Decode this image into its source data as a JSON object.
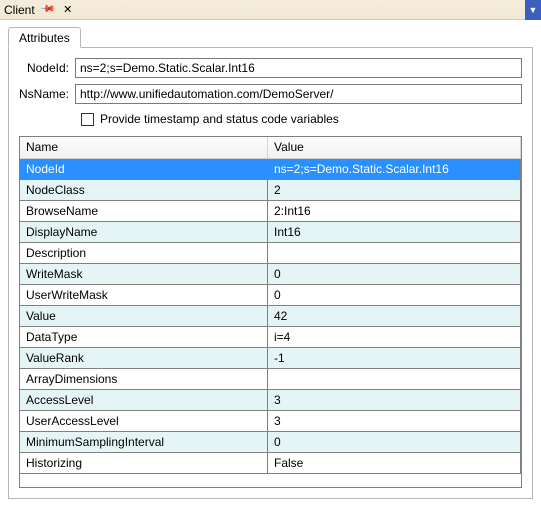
{
  "titlebar": {
    "title": "Client"
  },
  "tabs": {
    "attributes_label": "Attributes"
  },
  "form": {
    "nodeid_label": "NodeId:",
    "nodeid_value": "ns=2;s=Demo.Static.Scalar.Int16",
    "nsname_label": "NsName:",
    "nsname_value": "http://www.unifiedautomation.com/DemoServer/",
    "check_label": "Provide timestamp and status code variables"
  },
  "table": {
    "name_header": "Name",
    "value_header": "Value",
    "rows": [
      {
        "name": "NodeId",
        "value": "ns=2;s=Demo.Static.Scalar.Int16",
        "selected": true
      },
      {
        "name": "NodeClass",
        "value": "2"
      },
      {
        "name": "BrowseName",
        "value": "2:Int16"
      },
      {
        "name": "DisplayName",
        "value": "Int16"
      },
      {
        "name": "Description",
        "value": ""
      },
      {
        "name": "WriteMask",
        "value": "0"
      },
      {
        "name": "UserWriteMask",
        "value": "0"
      },
      {
        "name": "Value",
        "value": "42"
      },
      {
        "name": "DataType",
        "value": "i=4"
      },
      {
        "name": "ValueRank",
        "value": "-1"
      },
      {
        "name": "ArrayDimensions",
        "value": ""
      },
      {
        "name": "AccessLevel",
        "value": "3"
      },
      {
        "name": "UserAccessLevel",
        "value": "3"
      },
      {
        "name": "MinimumSamplingInterval",
        "value": "0"
      },
      {
        "name": "Historizing",
        "value": "False"
      }
    ]
  }
}
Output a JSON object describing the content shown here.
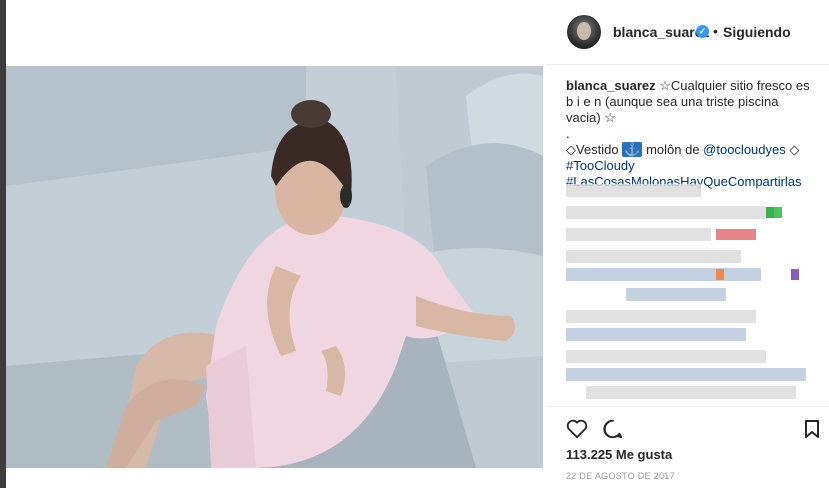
{
  "post": {
    "username": "blanca_suarez",
    "verified_glyph": "✓",
    "dot": "•",
    "follow_label": "Siguiendo",
    "caption": {
      "username": "blanca_suarez",
      "line1": " ☆Cualquier sitio fresco es b i e n (aunque sea una triste piscina vacia) ☆",
      "line2": ".",
      "line3_prefix": "◇Vestido ",
      "anchor_emoji": "⚓",
      "line3_mid": " molôn de ",
      "mention": "@toocloudyes",
      "line3_suffix": " ◇",
      "hashtag1": "#TooCloudy",
      "hashtag2": "#LasCosasMolonasHayQueCompartirlas"
    },
    "likes": "113.225 Me gusta",
    "date": "22 DE AGOSTO DE 2017",
    "icons": {
      "avatar": "avatar",
      "like": "heart-icon",
      "comment": "comment-icon",
      "save": "bookmark-icon"
    },
    "colors": {
      "link": "#003569",
      "verified": "#3897f0",
      "text": "#262626"
    }
  }
}
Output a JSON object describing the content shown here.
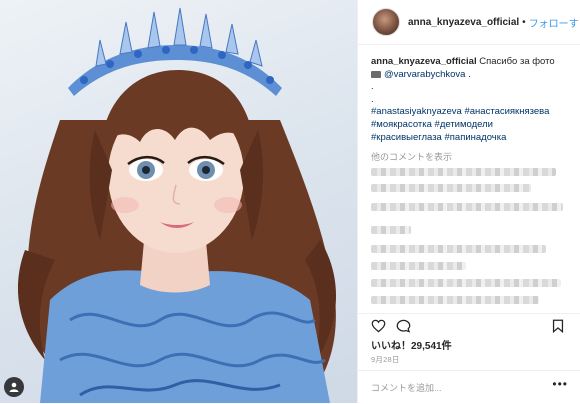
{
  "post": {
    "username": "anna_knyazeva_official",
    "follow_label": "フォローす",
    "caption_text": "Спасибо за фото",
    "caption_mention": "@varvarabychkova",
    "caption_dots": [
      ".",
      " ."
    ],
    "hashtags_lines": [
      "#anastasiyaknyazeva #анастасиякнязева",
      "#моякрасотка #детимодели",
      "#красивыеглаза #папинадочка"
    ],
    "more_comments_label": "他のコメントを表示",
    "likes_label": "いいね！29,541件",
    "date_label": "9月28日",
    "comment_placeholder": "コメントを追加...",
    "more_options": "•••"
  },
  "icons": [
    "tag-person-icon",
    "heart-icon",
    "comment-icon",
    "bookmark-icon",
    "camera-icon"
  ],
  "colors": {
    "link": "#3897f0",
    "hashtag": "#003569",
    "muted": "#999999",
    "text": "#262626"
  }
}
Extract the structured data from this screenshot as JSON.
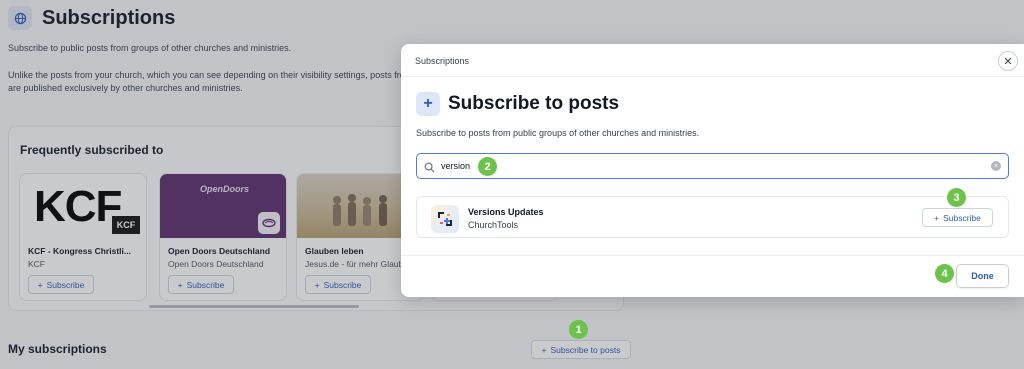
{
  "page": {
    "title": "Subscriptions",
    "subtitle": "Subscribe to public posts from groups of other churches and ministries.",
    "paragraph_line1": "Unlike the posts from your church, which you can see depending on their visibility settings, posts fro",
    "paragraph_line2": "are published exclusively by other churches and ministries.",
    "frequently_title": "Frequently subscribed to",
    "my_subscriptions_title": "My subscriptions",
    "subscribe_to_posts_label": "Subscribe to posts"
  },
  "cards": [
    {
      "name": "KCF - Kongress Christli...",
      "org": "KCF",
      "button": "Subscribe",
      "logo_text": "KCF",
      "logo_mini": "KCF"
    },
    {
      "name": "Open Doors Deutschland",
      "org": "Open Doors Deutschland",
      "button": "Subscribe",
      "logo_text": "OpenDoors"
    },
    {
      "name": "Glauben leben",
      "org": "Jesus.de - für mehr Glaub",
      "button": "Subscribe"
    }
  ],
  "modal": {
    "window_title": "Subscriptions",
    "close_glyph": "✕",
    "plus_glyph": "+",
    "heading": "Subscribe to posts",
    "subtitle": "Subscribe to posts from public groups of other churches and ministries.",
    "search_value": "version",
    "results": [
      {
        "title": "Versions Updates",
        "org": "ChurchTools",
        "button": "Subscribe"
      }
    ],
    "done_label": "Done"
  },
  "steps": [
    "1",
    "2",
    "3",
    "4"
  ],
  "colors": {
    "accent": "#2d5bb8",
    "step_marker": "#6cc24a",
    "focus_border": "#4d7cd6"
  }
}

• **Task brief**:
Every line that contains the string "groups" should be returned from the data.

• **Result of the task**:
    "subtitle": "Subscribe to public posts from groups of other churches and ministries.",
    "subtitle": "Subscribe to posts from public groups of other churches and ministries.",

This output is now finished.